REQUIRED WORK -> Work through the records below and copy every line that includes "button".

MATERIAL PROVIDED ->
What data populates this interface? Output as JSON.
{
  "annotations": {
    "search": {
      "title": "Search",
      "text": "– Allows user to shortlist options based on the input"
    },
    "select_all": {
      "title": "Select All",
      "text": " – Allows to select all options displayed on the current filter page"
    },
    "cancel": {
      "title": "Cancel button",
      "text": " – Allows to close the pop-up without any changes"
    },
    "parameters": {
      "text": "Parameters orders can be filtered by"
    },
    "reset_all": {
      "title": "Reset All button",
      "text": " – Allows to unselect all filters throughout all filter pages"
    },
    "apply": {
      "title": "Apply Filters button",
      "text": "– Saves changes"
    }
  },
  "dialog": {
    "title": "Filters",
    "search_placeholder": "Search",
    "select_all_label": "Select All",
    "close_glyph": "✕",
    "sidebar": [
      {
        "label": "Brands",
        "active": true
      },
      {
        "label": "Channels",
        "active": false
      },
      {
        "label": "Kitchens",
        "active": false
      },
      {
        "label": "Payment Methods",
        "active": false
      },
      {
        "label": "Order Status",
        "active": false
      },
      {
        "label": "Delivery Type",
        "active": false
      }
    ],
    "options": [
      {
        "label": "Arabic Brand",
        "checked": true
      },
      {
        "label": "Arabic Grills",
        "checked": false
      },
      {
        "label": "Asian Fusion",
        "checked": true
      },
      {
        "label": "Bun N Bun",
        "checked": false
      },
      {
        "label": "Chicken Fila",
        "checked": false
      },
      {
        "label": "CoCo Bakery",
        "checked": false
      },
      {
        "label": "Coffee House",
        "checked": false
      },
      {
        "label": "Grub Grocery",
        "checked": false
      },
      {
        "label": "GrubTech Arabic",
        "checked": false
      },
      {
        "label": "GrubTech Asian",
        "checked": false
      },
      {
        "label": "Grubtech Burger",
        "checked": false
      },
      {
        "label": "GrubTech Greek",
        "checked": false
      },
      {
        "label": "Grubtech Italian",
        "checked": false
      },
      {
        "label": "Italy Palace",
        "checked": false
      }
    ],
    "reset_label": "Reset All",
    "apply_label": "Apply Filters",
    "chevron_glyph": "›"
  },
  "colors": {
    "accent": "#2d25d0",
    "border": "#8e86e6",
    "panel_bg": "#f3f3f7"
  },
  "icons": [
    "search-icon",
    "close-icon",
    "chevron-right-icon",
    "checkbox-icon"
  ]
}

YOUR SOLUTION ->
      "title": "Cancel button",
      "title": "Reset All button",
      "title": "Apply Filters button",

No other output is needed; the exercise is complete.